Primarily, intellectual disability is associated with many stereotypes and myths by many individuals. The culture has engraved some biases and stereotypes on the condition, as well as on the individuals suffering from the condition. Moreover, some families are reluctant to seek medical intervention for fear of being stigmatized by the rest of the community, while other families have resulted in uncouth way of dealing with the sufferers. The result of this is that the sufferers of intellectual disabilities have agonized in this condition, which can otherwise be managed, treated or even reversed.
One of the biases associated to intellectual disability sufferers is that they have a lower life expectancy compared to other normal people. However, studies have shown that there is no clear link between severity of intellectual disability and survival of individuals. In addition, research shows that “the average life expectancy were found to be 74.0, 67.6, and 58.6 years for people with mild, moderate, and severe levels of handicap” (Bittles, et al. 2001). On the other hand, the mild cognitive disability is said to be three times common than the other types.
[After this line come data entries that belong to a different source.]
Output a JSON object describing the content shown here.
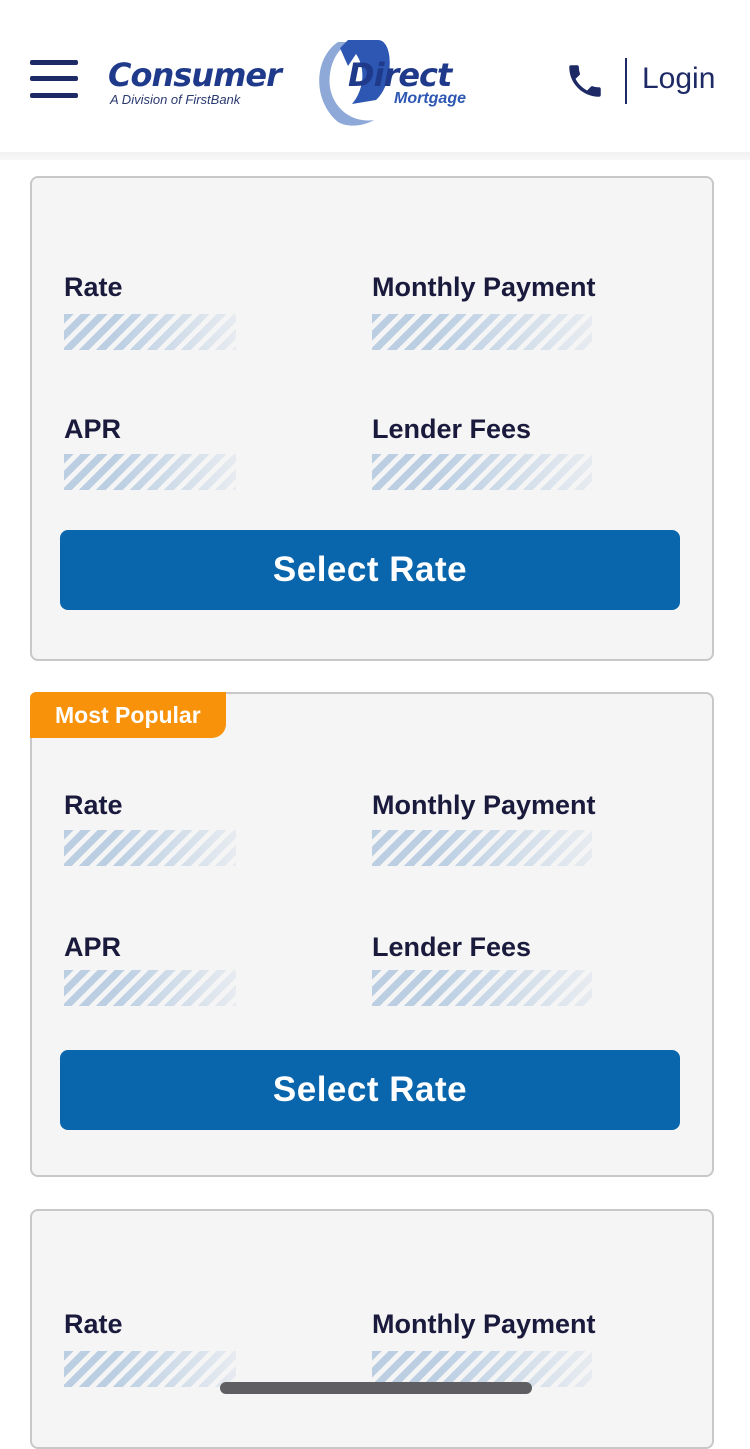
{
  "header": {
    "brand_name_part1": "Consumer",
    "brand_name_part2": "Direct",
    "brand_tagline": "A Division of FirstBank",
    "brand_sub": "Mortgage",
    "login_label": "Login"
  },
  "cards": [
    {
      "badge": "",
      "rate_label": "Rate",
      "monthly_payment_label": "Monthly Payment",
      "apr_label": "APR",
      "lender_fees_label": "Lender Fees",
      "button_label": "Select Rate"
    },
    {
      "badge": "Most Popular",
      "rate_label": "Rate",
      "monthly_payment_label": "Monthly Payment",
      "apr_label": "APR",
      "lender_fees_label": "Lender Fees",
      "button_label": "Select Rate"
    },
    {
      "badge": "",
      "rate_label": "Rate",
      "monthly_payment_label": "Monthly Payment"
    }
  ],
  "colors": {
    "navy": "#1e2a66",
    "button_blue": "#0a66ac",
    "badge_orange": "#f8920a",
    "card_bg": "#f5f5f5",
    "skeleton": "#b9cde2"
  },
  "icons": {
    "menu": "hamburger-icon",
    "phone": "phone-icon"
  }
}
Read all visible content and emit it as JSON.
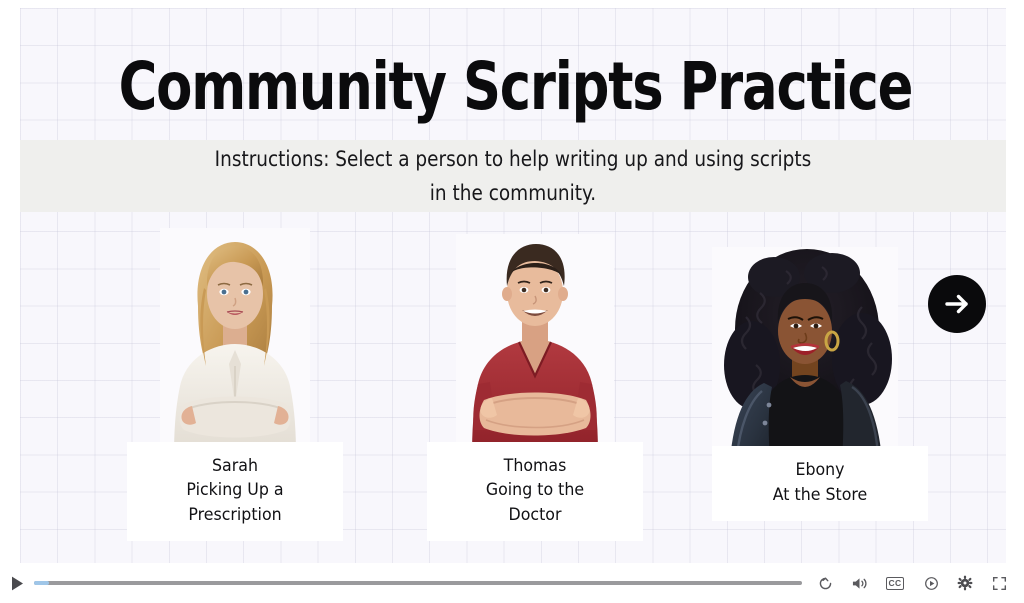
{
  "slide": {
    "title": "Community Scripts Practice",
    "instructions": "Instructions: Select a person to help writing up and using scripts\nin the community.",
    "background_color": "#f8f7fc",
    "band_color": "#efefed",
    "grid_line_color": "#c1c1d6"
  },
  "cards": [
    {
      "name": "Sarah",
      "task": "Picking Up a\nPrescription",
      "label": "Sarah\nPicking Up a\nPrescription",
      "photo_alt": "Blonde woman in a cream henley top with arms crossed",
      "photo": {
        "skin": "#e7c3a8",
        "hair": "#c99a55",
        "clothing": "#efeae2"
      }
    },
    {
      "name": "Thomas",
      "task": "Going to the\nDoctor",
      "label": "Thomas\nGoing to the\nDoctor",
      "photo_alt": "Young man with dark hair in a red v-neck t-shirt with arms crossed",
      "photo": {
        "skin": "#e8bb9c",
        "hair": "#3a2a20",
        "clothing": "#a62c35"
      }
    },
    {
      "name": "Ebony",
      "task": "At the Store",
      "label": "Ebony\nAt the Store",
      "photo_alt": "Woman with long curly black hair in a denim and leather jacket over a black top",
      "photo": {
        "skin": "#8a5434",
        "hair": "#17151a",
        "clothing": "#2d3646"
      }
    }
  ],
  "next_button": {
    "icon": "arrow-right-icon",
    "label": "Next",
    "color": "#0a0a0c"
  },
  "player": {
    "play_label": "Play",
    "play_icon": "play-icon",
    "progress_percent": 2,
    "controls": [
      {
        "icon": "replay-icon",
        "label": "Replay"
      },
      {
        "icon": "volume-icon",
        "label": "Volume"
      },
      {
        "icon": "closed-captions-icon",
        "label": "CC"
      },
      {
        "icon": "playback-speed-icon",
        "label": "Playback Speed"
      },
      {
        "icon": "gear-icon",
        "label": "Settings"
      },
      {
        "icon": "fullscreen-icon",
        "label": "Fullscreen"
      }
    ]
  }
}
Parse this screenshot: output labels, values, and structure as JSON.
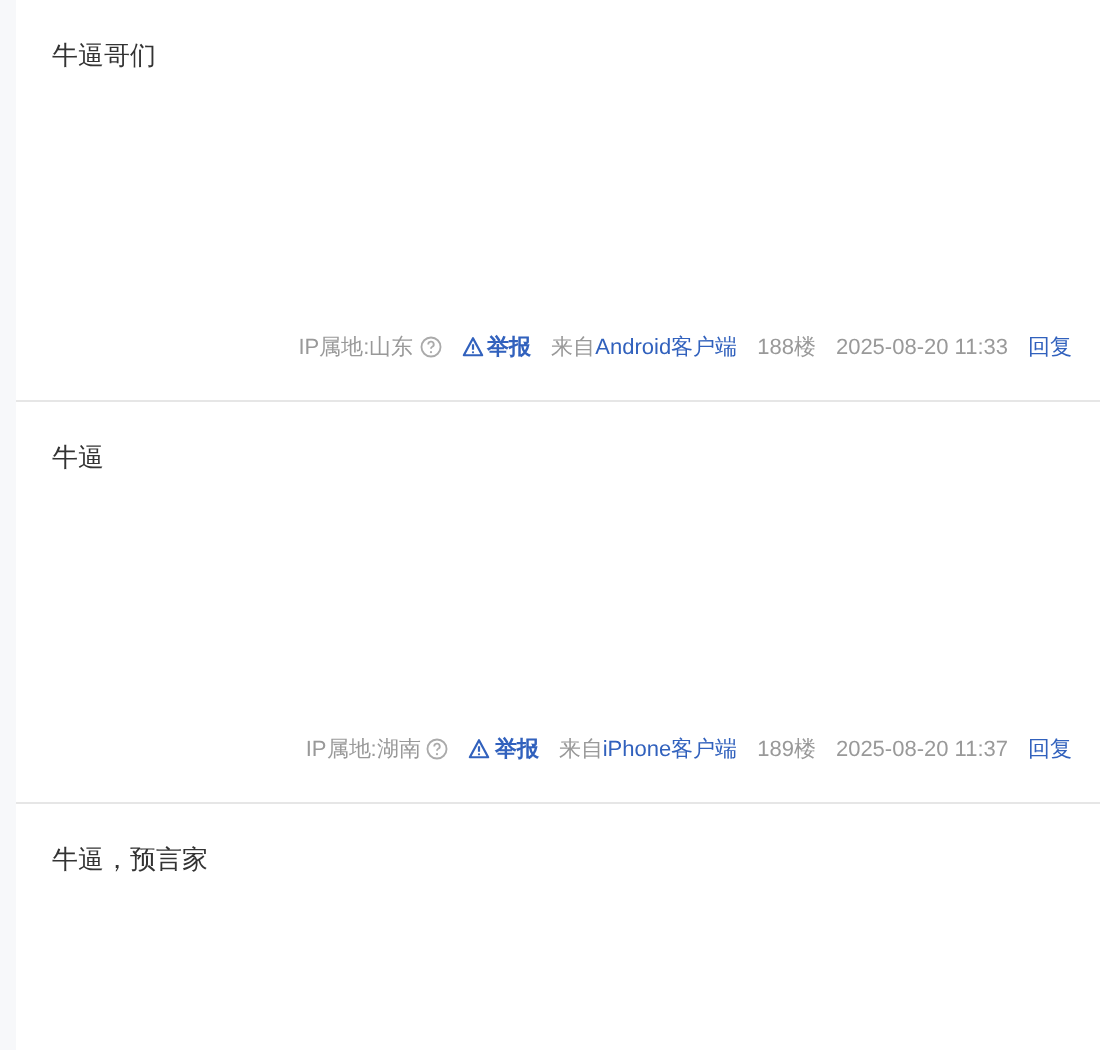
{
  "posts": [
    {
      "text": "牛逼哥们",
      "meta": {
        "ip": "IP属地:山东",
        "report": "举报",
        "source_prefix": "来自",
        "client": "Android客户端",
        "floor": "188楼",
        "time": "2025-08-20 11:33",
        "reply": "回复"
      }
    },
    {
      "text": "牛逼",
      "meta": {
        "ip": "IP属地:湖南",
        "report": "举报",
        "source_prefix": "来自",
        "client": "iPhone客户端",
        "floor": "189楼",
        "time": "2025-08-20 11:37",
        "reply": "回复"
      }
    },
    {
      "text": "牛逼，预言家"
    }
  ]
}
Moreover, there are diseases that are linked with people with mental retardation they include cerebral palsy, seizure disorders, vision, and hearing impairments and hyperactivity disorder.
The number of people living with ID, getting married and raising a family has been rising in the recent years. This is unlike in the past when people with cognitive disability where thought to be unfit for this role, especially parenting; however, “with proper support, adequate education, counseling programmes, social and government support they can sustain meaningful enriching relationships” (May, 2000, p. 121). Despite this happening, compared to normal people, the couples with ID generally have lower family sizes, with